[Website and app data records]
# # # #

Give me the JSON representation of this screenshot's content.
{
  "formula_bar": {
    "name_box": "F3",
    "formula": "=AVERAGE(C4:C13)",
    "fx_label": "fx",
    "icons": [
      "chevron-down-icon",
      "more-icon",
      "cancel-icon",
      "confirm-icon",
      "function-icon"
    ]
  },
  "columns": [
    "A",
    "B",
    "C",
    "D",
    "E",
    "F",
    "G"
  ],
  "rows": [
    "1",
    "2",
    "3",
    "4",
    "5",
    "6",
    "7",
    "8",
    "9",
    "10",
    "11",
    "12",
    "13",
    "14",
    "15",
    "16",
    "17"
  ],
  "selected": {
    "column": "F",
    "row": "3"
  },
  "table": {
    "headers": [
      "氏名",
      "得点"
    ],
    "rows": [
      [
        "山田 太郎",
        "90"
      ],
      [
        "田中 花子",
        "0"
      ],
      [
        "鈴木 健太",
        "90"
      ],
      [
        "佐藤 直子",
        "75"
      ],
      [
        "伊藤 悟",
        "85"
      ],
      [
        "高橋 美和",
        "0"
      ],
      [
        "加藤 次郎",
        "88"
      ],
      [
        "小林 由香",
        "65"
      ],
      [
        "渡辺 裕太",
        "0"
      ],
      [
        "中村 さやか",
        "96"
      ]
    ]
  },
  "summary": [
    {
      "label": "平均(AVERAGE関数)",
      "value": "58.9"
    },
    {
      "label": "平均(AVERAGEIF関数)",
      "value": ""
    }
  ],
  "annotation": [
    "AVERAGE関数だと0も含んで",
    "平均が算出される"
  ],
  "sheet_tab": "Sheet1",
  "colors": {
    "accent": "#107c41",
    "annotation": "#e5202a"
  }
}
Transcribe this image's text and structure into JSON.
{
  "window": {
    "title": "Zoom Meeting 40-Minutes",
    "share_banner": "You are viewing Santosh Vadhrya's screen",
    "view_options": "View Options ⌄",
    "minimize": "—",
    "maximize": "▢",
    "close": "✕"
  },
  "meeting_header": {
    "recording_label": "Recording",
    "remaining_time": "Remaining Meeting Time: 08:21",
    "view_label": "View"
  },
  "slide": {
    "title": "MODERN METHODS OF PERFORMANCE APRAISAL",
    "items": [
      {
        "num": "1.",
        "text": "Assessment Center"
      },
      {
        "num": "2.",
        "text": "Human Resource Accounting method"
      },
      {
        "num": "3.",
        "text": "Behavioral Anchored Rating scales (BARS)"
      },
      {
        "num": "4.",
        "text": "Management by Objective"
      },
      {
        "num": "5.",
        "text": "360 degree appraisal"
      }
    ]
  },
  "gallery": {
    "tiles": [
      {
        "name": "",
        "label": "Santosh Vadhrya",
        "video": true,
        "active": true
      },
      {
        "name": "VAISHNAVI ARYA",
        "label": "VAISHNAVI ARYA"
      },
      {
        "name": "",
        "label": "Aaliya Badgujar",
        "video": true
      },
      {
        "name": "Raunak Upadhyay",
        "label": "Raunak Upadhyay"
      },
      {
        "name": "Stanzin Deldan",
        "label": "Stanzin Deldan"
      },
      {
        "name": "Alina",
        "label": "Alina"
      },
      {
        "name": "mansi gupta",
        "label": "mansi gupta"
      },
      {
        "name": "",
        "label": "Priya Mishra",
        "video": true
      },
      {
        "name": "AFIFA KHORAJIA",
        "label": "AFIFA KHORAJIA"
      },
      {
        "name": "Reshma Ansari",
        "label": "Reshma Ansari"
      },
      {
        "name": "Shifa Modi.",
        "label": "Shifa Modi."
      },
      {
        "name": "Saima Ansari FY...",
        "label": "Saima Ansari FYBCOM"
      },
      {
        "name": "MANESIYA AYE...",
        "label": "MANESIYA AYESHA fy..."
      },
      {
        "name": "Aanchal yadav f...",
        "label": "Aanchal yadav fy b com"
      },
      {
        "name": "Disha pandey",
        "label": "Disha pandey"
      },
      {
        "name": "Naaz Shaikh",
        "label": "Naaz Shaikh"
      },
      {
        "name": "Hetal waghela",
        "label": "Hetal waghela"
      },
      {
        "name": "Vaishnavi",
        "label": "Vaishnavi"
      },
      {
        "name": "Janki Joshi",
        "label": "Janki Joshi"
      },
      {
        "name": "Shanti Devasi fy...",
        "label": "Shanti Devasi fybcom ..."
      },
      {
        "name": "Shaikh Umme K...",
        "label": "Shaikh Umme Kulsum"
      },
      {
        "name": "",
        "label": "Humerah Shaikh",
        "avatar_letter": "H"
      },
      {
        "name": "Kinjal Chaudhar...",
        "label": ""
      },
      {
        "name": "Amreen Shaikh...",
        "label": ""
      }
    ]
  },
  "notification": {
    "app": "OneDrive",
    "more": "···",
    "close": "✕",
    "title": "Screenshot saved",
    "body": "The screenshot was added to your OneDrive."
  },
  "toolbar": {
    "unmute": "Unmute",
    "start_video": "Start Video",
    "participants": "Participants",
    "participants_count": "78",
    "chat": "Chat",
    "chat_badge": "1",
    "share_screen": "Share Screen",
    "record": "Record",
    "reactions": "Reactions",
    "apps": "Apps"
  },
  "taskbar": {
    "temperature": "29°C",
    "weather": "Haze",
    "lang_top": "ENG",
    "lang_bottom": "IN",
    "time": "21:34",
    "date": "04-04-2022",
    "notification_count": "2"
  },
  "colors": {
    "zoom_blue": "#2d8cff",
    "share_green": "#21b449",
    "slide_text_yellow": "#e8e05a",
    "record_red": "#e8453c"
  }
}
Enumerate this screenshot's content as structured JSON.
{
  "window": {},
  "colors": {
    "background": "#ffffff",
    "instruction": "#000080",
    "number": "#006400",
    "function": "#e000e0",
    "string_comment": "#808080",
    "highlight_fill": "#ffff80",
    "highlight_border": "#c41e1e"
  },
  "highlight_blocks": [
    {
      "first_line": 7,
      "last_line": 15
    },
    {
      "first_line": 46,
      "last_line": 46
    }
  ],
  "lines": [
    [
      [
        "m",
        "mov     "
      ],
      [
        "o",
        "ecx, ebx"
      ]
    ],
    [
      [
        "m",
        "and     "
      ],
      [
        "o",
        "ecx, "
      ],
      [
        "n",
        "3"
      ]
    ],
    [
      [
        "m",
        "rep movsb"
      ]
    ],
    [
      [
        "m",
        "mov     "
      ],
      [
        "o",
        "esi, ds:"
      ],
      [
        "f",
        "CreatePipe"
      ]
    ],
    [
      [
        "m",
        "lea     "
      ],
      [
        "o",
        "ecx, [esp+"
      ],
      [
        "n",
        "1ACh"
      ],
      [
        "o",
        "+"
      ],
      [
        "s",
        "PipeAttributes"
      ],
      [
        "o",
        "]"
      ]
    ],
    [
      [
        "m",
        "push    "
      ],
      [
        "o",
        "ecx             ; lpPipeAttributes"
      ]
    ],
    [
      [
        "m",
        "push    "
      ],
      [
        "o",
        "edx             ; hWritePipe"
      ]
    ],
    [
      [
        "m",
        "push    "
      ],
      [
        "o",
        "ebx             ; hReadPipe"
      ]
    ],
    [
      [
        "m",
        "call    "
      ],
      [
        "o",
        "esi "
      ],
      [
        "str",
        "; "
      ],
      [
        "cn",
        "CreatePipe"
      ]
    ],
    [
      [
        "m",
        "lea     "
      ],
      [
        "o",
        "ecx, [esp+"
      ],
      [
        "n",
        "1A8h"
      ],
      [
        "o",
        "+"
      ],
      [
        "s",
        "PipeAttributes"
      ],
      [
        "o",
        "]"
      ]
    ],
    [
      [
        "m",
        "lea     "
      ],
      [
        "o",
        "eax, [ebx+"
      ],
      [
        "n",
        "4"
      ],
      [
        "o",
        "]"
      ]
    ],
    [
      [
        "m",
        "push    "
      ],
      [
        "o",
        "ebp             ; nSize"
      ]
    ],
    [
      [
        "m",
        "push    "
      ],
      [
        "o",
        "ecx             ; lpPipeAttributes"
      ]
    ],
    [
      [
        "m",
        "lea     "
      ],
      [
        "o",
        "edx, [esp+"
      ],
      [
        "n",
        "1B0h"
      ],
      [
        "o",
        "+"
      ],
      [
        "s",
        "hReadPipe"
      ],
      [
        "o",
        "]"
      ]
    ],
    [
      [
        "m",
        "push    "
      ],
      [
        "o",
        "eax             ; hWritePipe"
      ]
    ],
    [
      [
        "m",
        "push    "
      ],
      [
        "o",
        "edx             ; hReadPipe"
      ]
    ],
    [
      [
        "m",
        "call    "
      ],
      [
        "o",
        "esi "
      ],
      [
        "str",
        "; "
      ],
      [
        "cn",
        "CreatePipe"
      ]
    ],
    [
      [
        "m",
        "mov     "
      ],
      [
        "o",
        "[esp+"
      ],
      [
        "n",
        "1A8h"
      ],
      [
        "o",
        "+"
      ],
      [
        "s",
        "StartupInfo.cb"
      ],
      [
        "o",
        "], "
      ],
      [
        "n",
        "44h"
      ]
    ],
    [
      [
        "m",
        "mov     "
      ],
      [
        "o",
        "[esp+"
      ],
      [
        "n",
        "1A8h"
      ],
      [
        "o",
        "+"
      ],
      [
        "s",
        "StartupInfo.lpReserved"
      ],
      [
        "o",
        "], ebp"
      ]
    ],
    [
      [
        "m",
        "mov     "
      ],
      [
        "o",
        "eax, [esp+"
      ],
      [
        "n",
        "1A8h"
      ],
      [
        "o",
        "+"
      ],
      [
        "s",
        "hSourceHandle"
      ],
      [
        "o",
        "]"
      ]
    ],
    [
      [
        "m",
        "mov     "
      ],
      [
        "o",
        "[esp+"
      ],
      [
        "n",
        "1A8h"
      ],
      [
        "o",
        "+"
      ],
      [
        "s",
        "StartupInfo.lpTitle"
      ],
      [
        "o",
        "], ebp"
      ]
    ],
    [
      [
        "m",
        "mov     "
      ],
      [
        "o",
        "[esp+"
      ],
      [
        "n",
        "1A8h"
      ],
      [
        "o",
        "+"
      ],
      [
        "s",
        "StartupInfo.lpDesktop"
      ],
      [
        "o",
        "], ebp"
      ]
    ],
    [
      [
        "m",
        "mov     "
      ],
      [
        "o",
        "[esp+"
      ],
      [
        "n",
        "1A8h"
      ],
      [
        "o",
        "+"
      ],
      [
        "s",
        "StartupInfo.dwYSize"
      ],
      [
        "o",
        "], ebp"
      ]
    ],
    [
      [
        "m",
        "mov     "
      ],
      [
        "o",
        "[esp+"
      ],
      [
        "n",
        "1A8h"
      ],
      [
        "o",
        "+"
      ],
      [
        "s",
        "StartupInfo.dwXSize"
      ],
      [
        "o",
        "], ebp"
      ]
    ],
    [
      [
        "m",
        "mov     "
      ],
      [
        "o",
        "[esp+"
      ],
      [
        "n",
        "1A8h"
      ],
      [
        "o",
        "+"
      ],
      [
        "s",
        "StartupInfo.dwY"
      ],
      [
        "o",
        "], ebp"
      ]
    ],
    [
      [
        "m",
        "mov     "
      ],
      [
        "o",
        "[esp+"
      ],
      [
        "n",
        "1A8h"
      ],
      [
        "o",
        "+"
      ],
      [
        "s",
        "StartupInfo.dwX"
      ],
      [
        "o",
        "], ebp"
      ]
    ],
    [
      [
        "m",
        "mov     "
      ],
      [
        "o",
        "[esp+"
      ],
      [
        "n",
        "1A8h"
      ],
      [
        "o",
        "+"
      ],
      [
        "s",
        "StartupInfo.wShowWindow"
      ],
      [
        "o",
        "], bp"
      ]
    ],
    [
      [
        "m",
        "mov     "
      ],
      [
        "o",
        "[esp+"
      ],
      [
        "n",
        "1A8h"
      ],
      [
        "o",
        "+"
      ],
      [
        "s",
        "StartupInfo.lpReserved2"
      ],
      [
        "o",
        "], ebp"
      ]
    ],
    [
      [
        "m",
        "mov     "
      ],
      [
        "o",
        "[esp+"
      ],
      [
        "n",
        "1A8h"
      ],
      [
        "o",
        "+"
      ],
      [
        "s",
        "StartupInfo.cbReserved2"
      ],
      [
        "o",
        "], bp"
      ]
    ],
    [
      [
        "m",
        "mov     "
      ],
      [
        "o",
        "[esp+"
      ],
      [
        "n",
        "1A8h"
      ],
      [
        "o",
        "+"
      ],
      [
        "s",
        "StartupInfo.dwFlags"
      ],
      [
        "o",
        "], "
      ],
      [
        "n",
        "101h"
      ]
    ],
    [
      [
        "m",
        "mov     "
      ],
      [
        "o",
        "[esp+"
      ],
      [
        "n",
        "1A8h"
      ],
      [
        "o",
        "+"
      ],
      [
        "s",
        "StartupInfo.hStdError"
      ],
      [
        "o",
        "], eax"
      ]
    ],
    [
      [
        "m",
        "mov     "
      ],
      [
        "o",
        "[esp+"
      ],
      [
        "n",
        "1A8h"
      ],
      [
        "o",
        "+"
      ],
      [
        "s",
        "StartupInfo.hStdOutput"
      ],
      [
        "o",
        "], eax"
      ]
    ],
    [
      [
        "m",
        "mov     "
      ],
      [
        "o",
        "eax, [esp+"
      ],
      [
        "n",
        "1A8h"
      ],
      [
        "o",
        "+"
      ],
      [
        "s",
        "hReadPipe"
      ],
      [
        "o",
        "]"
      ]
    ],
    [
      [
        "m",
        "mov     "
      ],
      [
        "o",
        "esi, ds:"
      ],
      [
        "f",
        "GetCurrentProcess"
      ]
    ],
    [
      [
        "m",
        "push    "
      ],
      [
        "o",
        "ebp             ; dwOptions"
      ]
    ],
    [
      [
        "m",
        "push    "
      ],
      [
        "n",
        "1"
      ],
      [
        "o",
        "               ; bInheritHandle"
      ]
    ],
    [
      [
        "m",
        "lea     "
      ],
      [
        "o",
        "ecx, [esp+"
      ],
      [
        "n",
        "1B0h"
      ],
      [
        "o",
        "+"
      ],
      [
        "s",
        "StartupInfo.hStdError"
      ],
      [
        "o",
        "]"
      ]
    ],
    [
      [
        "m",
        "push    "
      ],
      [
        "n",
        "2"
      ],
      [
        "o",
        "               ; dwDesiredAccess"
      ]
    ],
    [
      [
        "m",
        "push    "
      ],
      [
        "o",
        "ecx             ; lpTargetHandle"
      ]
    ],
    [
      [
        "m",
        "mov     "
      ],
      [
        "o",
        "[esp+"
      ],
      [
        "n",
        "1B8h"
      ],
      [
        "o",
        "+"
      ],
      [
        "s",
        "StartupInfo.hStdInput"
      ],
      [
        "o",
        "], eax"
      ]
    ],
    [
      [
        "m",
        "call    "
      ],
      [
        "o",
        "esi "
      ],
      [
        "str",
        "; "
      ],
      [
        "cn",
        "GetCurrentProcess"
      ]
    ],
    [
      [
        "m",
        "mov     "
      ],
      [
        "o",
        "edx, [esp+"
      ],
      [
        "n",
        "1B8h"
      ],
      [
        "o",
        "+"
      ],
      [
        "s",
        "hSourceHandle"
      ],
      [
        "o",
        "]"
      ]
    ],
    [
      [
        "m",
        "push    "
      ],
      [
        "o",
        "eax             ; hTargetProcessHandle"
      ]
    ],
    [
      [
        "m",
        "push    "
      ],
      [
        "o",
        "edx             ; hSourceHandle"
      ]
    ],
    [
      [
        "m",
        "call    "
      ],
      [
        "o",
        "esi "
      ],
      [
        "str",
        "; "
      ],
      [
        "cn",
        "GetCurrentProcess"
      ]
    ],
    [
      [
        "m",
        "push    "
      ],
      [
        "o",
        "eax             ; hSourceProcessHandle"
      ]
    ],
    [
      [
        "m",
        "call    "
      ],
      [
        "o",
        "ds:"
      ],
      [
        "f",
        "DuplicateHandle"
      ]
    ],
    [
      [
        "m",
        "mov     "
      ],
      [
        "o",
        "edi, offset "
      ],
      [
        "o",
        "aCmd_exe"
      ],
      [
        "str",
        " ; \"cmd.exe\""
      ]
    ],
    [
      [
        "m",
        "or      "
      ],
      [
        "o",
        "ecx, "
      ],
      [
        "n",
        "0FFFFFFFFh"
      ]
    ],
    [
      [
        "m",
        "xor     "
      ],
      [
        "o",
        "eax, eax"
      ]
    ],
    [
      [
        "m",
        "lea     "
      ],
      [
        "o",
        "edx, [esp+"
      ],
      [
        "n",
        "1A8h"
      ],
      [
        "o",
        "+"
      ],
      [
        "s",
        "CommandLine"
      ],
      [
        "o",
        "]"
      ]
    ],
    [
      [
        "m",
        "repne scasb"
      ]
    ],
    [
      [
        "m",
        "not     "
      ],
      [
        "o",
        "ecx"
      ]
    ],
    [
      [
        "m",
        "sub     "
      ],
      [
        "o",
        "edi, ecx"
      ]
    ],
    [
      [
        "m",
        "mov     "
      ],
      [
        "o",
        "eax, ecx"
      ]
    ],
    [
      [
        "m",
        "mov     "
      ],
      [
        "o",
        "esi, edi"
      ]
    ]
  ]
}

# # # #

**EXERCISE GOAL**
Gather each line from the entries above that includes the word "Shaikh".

**OUTPUT FOR THIS TASK**
        "name": "Naaz Shaikh",
        "label": "Naaz Shaikh"
        "name": "Shaikh Umme K...",
        "label": "Shaikh Umme Kulsum"
        "label": "Humerah Shaikh",
        "name": "Amreen Shaikh...",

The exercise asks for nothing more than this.